The court must conduct a new hearing on remand.

Because the trial court never reached the issues of father's ability and opportunity to work, the matter must be remanded for a new hearing.   The only evidence presented in the trial court was father's version of his employment opportunities and his efforts to obtain employment.   But that statement begins, not ends, the inquiry for the trial court.   As recognized in In re Marriage of LaBass & Munsee (1997) 56 Cal.App.4th 1331, 1339, 66 Cal.Rptr.2d 393, it was “incumbent upon [father] to show that, despite reasonable efforts, [he] could not secure employment despite [his] qualifications.”   Father has the burden to prove that he either lacked the ability to find employment or had no reasonable opportunities to obtain employment.  (Id. at p. 1339, 66 Cal.Rptr.2d 393;  accord, In re Marriage of Henry (2005) 126 Cal.App.4th 111, 120, 23 Cal.Rptr.3d 707.)   Mother “bore no burden to convince the court that [father] would have secured a full-time job had [he] applied.”  (In re Marriage of LaBass & Munsee, supra, 56 Cal.App.4th at p. 1339, 66 Cal.Rptr.2d 393.)

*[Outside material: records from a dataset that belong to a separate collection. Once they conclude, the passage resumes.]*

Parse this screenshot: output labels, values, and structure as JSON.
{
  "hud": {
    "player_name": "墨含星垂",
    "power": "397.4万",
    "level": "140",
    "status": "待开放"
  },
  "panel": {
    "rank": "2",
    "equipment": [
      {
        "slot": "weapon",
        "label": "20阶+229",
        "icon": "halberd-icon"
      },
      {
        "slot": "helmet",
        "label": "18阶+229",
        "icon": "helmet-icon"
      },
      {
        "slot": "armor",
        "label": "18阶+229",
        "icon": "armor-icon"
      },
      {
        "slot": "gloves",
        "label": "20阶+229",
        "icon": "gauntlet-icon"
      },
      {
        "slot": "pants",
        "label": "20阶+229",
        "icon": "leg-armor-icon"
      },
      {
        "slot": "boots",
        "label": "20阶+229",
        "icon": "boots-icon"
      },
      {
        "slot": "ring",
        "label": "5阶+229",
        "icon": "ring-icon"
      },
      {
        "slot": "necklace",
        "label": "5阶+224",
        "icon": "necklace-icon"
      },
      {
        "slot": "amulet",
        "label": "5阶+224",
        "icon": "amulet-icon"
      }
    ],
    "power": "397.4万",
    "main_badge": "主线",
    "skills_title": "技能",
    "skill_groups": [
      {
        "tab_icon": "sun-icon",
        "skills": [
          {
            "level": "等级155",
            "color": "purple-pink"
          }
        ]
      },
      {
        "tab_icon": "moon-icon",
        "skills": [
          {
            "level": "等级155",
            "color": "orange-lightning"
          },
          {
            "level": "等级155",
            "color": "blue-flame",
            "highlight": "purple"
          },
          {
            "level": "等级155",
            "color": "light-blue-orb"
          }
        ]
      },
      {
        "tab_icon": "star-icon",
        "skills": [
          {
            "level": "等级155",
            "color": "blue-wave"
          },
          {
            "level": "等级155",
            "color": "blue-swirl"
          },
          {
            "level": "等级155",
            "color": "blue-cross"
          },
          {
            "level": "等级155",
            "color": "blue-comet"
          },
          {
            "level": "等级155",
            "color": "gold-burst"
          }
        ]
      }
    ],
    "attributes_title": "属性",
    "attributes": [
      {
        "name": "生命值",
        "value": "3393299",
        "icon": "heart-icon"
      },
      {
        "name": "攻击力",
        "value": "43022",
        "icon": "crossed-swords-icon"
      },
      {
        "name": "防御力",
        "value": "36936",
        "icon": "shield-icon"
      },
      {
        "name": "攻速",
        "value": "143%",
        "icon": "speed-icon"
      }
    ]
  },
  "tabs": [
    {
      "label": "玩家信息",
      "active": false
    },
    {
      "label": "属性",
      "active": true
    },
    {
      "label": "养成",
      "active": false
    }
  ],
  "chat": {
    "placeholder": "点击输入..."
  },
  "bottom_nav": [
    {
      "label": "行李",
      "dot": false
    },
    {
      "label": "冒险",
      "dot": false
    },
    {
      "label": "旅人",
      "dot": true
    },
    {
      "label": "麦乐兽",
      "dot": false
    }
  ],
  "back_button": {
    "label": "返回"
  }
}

Father never addressed the nature of the job he was seeking;  instead he merely gave the names of the entities to which he applied. Nor did he disclose what jobs he did not apply for in the first place.   Mother did not cross-examine him on these issues.   Further, there was no evidence of father's assets that might be available to pay support.  (See, e.g., In re Marriage of Smith (2001) 90 Cal.App.4th 74, 83, 108 Cal.Rptr.2d 537;  Vargas, supra, 70 Cal.App.4th 1123, 1128, 83 Cal.Rptr.2d 229.)

 Although mother attempted to present evidence addressing some of these issues on appeal, we cannot consider it here.  “ ‘An appellate court should not take notice of matters not first presented to and considered by the trial court, where to do so would unfairly permit “one side to press an issue or theory on appeal that was not raised below.”  [Citation.]’  [Citation.]”   (People v. Catlin (2001) 26 Cal.4th 81, 171, 109 Cal.Rptr.2d 31, 26 P.3d 357.)   On remand, the trial court should consider all relevant evidence, including supplemental evidence, presented by both sides.


The order is reversed and the case is remanded to the trial court to conduct a new hearing and determine the propriety of a reduction in support payments in accordance with the views expressed herein.   In the interest of justice, the parties shall bear their own costs on appeal.



Copied to clipboard